• 9 and 3 are pushed on the stack, ; and ; discard them.

• Finally, 1 and 2 are pushed on the stack, and implicitly printed without separation.

## 3 o'clock

6
;
]
9
#
3
;
;
1
21;;3#9];6


Try it online!

### How it works

• 6 is pushed on the stack, ; discards it.

• ] wraps the stack in an array (does not affect output).

• 9 and 3 are pushed on the stack, ; and ; discard them.

• 1 and 21 are pushed on the stack, ;; discards them.

• 3 is pushed on the stack.

• # begins a comment until the end of the line.

## 6 o'clock

6
;
]
9
#
3
;
;
1
2
1
;
;
3
#
9
]
;
6


Try it online!

### How it works

• 6 is pushed on the stack, ; discards it.

• ] wraps the stack in an array (does not affect output).

• 9 and 3 are pushed on the stack, ; and ; discard them.

• 1, 2 and 1 are pushed on the stack.

• ; and ; discard the last 1 and 2.

• 3 and 9 are pushed on the stack.

• ] and ; wrap the stack in an array and discard it, clearing the stack.

• 6 is pushed on the stack.

## 9 o'clock

#########6
#########;
#########]
#########9
##########
#########3
#########;
#########;
#########1
6;]9#3;;12

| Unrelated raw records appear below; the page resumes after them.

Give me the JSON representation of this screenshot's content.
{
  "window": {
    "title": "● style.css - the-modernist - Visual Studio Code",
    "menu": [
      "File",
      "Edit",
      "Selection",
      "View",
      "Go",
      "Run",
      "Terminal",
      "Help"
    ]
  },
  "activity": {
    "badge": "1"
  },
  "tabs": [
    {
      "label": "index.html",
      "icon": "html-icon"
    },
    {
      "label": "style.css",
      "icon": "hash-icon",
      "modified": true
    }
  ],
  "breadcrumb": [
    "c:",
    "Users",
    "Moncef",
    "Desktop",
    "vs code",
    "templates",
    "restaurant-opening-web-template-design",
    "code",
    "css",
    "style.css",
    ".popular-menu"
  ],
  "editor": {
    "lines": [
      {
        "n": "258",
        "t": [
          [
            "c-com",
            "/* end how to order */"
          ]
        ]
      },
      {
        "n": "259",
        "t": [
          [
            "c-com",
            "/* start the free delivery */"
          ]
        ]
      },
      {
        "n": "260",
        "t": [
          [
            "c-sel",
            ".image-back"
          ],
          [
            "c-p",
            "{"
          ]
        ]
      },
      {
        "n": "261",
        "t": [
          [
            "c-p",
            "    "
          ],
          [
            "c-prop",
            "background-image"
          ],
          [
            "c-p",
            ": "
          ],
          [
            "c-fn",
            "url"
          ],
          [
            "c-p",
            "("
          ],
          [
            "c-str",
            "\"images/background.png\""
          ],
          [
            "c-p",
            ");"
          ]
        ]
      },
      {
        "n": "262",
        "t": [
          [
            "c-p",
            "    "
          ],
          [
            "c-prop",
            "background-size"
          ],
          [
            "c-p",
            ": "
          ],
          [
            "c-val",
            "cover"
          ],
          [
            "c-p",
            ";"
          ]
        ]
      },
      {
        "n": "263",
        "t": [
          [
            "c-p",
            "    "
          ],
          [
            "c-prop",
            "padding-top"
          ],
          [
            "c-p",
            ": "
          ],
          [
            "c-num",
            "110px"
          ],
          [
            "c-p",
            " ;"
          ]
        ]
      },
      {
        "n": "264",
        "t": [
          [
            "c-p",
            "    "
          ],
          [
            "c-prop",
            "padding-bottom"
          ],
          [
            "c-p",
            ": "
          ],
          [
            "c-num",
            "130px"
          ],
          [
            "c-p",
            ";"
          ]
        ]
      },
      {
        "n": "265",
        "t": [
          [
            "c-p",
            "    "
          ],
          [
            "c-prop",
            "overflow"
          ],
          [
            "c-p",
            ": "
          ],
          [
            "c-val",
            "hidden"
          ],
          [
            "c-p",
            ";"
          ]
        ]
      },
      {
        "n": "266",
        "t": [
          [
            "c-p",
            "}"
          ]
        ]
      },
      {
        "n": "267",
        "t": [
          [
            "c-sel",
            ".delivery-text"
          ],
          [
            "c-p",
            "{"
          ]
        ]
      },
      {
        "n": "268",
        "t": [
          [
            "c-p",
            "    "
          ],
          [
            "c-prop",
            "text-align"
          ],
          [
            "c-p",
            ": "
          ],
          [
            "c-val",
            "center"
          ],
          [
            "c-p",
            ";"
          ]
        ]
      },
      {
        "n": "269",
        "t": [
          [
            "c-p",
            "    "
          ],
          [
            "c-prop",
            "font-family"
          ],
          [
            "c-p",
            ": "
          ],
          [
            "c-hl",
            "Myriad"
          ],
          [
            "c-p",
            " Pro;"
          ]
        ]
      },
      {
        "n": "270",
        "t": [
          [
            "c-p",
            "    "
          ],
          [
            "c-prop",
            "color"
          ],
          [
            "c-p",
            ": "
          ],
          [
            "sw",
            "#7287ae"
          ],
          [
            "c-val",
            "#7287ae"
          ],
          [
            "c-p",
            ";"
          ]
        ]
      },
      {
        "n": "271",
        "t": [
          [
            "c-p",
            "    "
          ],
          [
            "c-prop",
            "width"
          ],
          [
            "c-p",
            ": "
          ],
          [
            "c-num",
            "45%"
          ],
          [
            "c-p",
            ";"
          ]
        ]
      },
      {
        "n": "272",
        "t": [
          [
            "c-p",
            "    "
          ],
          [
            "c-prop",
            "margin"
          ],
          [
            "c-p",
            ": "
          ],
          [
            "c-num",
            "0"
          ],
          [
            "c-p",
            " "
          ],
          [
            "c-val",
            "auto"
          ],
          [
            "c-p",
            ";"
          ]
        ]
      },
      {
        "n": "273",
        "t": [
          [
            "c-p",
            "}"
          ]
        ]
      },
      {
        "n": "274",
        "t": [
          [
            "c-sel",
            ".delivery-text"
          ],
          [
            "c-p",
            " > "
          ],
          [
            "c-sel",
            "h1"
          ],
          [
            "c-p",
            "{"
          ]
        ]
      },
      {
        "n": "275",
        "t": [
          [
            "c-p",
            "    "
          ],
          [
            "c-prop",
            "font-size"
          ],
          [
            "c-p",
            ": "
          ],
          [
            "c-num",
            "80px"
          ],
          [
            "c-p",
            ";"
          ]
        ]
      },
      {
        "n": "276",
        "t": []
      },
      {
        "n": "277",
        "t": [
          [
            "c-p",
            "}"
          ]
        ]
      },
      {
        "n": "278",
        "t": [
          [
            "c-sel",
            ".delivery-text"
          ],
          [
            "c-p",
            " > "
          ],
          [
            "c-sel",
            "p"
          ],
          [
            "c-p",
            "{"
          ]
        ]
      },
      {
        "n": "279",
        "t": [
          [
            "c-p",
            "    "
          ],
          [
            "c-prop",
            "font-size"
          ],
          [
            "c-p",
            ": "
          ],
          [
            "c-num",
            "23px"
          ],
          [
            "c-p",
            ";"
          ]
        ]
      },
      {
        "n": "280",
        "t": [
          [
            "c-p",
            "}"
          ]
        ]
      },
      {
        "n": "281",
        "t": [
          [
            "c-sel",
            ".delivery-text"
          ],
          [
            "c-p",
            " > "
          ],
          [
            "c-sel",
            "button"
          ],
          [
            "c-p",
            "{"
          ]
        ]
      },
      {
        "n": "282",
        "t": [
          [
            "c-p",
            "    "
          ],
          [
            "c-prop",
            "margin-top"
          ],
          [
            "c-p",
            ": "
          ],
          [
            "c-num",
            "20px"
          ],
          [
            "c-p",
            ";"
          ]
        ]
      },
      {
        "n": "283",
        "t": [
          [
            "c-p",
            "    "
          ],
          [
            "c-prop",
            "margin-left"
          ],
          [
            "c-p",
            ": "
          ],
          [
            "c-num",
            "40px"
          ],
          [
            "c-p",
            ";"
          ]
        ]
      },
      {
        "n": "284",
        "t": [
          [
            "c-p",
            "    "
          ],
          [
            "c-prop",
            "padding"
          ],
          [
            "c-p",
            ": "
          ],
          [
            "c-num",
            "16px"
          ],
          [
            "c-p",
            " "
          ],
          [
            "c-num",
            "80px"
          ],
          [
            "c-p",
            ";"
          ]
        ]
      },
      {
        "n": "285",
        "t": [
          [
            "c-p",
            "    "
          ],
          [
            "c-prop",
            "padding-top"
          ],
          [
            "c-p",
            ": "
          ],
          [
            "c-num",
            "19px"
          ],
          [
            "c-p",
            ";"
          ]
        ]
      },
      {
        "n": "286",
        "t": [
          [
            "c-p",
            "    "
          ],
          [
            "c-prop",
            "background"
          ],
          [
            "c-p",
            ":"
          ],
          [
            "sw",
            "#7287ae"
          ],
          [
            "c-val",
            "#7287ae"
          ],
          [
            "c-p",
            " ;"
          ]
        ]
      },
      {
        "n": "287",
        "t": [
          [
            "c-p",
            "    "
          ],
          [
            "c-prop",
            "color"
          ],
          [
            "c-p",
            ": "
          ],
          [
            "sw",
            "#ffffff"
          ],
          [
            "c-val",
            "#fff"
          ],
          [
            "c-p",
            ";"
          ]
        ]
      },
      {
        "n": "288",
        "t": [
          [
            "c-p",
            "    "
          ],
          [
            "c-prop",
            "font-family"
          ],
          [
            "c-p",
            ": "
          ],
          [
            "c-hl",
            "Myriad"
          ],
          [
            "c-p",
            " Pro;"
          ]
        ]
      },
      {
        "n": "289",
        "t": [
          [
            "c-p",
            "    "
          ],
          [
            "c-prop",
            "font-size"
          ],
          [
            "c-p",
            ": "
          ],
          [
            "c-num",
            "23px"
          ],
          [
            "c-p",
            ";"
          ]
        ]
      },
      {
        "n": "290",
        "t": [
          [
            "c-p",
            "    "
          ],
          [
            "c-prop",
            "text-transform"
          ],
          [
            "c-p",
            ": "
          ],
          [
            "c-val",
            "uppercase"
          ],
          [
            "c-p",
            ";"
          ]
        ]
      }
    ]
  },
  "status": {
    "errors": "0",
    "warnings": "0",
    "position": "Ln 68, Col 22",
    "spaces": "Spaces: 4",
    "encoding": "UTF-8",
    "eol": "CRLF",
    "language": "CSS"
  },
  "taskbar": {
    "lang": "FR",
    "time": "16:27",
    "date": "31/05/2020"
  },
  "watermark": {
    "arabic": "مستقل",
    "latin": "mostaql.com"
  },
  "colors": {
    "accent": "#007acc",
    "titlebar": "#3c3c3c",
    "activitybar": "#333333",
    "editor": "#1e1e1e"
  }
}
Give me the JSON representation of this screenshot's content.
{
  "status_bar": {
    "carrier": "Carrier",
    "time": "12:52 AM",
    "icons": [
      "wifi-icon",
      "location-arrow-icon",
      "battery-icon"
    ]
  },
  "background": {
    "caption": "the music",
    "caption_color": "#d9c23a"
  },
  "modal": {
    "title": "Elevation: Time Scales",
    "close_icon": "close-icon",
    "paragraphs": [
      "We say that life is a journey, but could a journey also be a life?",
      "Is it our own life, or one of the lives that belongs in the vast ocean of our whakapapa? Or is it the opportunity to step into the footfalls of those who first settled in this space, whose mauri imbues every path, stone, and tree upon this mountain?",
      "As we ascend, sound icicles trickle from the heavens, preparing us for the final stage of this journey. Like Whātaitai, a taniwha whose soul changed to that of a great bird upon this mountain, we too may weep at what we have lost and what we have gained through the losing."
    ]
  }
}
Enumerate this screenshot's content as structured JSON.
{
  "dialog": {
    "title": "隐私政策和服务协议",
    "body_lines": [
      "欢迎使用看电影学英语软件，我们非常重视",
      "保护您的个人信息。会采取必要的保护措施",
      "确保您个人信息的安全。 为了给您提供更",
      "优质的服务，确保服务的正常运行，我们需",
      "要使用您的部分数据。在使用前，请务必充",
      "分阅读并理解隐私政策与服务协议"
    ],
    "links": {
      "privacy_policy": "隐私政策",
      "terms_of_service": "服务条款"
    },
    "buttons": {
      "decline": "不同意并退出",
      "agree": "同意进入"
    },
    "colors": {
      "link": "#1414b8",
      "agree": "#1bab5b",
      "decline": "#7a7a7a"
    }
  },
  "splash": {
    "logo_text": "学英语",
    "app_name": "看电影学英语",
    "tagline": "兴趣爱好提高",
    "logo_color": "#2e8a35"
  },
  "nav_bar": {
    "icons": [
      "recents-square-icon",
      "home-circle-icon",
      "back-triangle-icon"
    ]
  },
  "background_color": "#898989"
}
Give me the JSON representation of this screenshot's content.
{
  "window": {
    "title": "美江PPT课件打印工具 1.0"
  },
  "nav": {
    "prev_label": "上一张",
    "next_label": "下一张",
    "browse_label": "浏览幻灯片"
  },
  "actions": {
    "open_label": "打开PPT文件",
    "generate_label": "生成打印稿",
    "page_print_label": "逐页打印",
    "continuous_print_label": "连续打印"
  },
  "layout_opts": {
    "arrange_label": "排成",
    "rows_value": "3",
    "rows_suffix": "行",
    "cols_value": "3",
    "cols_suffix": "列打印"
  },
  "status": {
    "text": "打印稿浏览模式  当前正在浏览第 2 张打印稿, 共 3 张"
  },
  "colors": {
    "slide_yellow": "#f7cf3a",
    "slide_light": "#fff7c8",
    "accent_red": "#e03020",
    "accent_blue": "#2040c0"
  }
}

Try it online!

### How it works

• All lines but the last are comments.

• 6 is pushed on the stack, ; discards it.

• ] wraps the stack in an array (does not affect output).

• 9 is pushed on the stack.

• # begins a comment until the end of the line.

## ><>, 20 bytes

X   n-+g+aa0g+9a2c!v


There's unprintables in there, namely:

• After the X is \x06\t
• After the c is \x03

The same part of source code is run each time, using g on two parts of the source code to determine what to subtract from 12.

v                         Make IP move downwards
!\x03                    Jump over the \x03
c                   Push 12
2a9+g              Get the char at position (2, 19), i.e. the \t for
3 o'clock, the \x03 for 9 o'clock, 0 otherwise
0aa+g         Get the char at position (0, 20), i.e. first char on
the line after the X, \x06 for 6 o'clock
-       Subtract from the 12
n      Output as number
\t    Unrecognised instruction - errors out


12 o'clock | 3 o'clock | 6 o'clock | 9 o'clock (looks misaligned due to the tab)

• "12 votes 0 answers? Wait until Sp proves it's trivial please." –Helka, in chat – Alex A. Apr 26 '16 at 4:41

## ROOP, 54 bytes

OW    3#H V  1#1  H#6  WO#H V>V1#OW V>V9#OW   2#OW   1


Uses < as padding character.

## 12 o'clock

The 1 and the 2 that are near the top fall for 3 cycles. When they reach the W operator, the operator places the number in O, which represents the output.

The 1 in this part

1

V

H


fell for 2 cycles, the V operator moves it below and at the next cycle activates the H operator that ends the program.

## 3 o'clock

O are also objects that move and fall. Since the code now has a line with more than one character, all other lines are filled with empty spaces. All O moves to the right and fall, causing the W operators to have no place to send the 1 and 2.

The only O that does not move is the one that is trapped in the center. The 3 above falls for 4 cycles to the W.

Then the numbers that fall are filling the 4 spaces between the W and3. When it is filled, another number can pass over all of them and reach the H operator that ends the program.

## 6 o'clock

1

H
#
6

W
O


Very similar to the 12, the 6 falls to the W and the 1 to the H. This occurs in 2 cycles, ending the program before the 12 case occurs.

## 9 o'clock

<9
<V
<>
<V
<
<W
<O
<#
<1
<V
<>
<V
<
<H


(I show a single column of < because the others do nothing).

The V picks up the 9 and moves it to the pipe below, which deflects the object to the left. The pipe < moves the object down and the next one to the right. The V operator put the 9 in the space below and then it is sent to the output.

The 1 makes equal movements and reaches the H, which ends the program. As the pipes move objects in the same cycle, all this takes a single cycle.